The first minister was clearly right yesterday to rule out supporting a government that is captive to a separatist party.
Even the Labour Party has ruled out coalition with the SNP, such was the pressure on Ed Miliband over the prospects of Scottish nationalists holding the whip hand at Westminster.
The temptation for Labour to do a deal with the SNP will be great if, as is now highly possible, Alex Salmond leads his fellow separatists to victory north of the border (by being the Scottish party with the most House of Commons seats). Mr Miliband has not ruled out some arrangement with the SNP.
Peter Robinson could not countenance being part of such an understanding. There was major relief among Northern Ireland unionists when Scotland voted by a 10-point margin to reject independence in September, a more decisive victory than was expected by the end of the referendum campaign.
Many commentators said that the scale of the SNP defeat buried the constitutional question for a generation. Even so, there was a degree of scepticism when Mr Salmond swiftly announced that he was stepping down as first minister.
Sure enough, it became clear that his ambition of being the man who dismantled the Union was unabated when he unveiled his Westminster bid. He might emerge as more powerful there than his successor Nicola Sturgeon is at Holyrood.
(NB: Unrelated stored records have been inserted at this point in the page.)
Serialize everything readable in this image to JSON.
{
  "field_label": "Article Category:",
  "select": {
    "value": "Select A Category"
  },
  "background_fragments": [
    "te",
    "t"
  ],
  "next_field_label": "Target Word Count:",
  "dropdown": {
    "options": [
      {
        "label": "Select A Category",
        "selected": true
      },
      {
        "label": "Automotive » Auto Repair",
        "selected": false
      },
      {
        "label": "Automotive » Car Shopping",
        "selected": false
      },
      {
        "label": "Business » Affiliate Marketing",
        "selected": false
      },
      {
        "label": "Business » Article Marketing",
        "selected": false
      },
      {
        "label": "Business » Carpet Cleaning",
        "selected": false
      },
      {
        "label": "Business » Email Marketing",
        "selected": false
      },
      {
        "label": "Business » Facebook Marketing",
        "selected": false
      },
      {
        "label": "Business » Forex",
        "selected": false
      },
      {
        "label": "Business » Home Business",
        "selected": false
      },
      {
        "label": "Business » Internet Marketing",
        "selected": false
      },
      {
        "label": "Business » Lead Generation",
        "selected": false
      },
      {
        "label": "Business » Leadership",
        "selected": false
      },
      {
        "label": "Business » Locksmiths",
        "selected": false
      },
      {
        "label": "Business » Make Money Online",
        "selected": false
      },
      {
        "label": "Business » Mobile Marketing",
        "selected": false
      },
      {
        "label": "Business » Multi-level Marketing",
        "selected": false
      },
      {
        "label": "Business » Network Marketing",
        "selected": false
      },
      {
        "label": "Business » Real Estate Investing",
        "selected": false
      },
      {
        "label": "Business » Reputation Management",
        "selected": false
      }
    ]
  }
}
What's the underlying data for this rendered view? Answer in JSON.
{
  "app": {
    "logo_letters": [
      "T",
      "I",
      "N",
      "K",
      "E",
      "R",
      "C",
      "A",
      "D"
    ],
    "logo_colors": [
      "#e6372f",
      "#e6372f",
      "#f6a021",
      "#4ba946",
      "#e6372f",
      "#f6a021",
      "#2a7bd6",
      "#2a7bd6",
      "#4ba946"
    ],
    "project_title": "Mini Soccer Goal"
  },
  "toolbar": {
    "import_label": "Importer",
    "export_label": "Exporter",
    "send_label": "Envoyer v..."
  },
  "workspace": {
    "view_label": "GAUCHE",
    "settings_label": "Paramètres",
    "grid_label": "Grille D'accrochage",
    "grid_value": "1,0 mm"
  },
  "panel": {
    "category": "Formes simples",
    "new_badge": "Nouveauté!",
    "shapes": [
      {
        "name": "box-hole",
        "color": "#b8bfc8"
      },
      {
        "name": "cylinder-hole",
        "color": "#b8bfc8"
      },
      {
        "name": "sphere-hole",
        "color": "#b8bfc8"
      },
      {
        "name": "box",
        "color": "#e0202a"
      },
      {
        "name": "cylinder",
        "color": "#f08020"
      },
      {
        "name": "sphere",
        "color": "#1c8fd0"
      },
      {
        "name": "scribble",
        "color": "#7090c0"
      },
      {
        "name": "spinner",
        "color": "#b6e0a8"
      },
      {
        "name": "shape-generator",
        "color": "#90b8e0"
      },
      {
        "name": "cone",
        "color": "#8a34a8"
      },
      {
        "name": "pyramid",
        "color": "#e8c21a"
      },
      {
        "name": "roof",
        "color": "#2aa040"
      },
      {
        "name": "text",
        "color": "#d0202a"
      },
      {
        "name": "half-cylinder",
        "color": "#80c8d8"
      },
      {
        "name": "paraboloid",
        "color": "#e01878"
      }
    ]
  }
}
It would be disastrous if Labour, for reasons of short term gain of office, accommodated the SNP in ways that led to the break-up of the UK.
It would not take much to provoke such a split. Middle England is tiring of the financial demands of Scotland and Northern Ireland (it is troubling that Mr Robinson has made scrapping the overdue ‘bedroom tax’ — better described as the under-occupancy penalty — one of his key demands).
If a minority Labour government promises more largesse to the SNP, the English backlash will cause further damage to the increasingly wobbly foundations of the UK.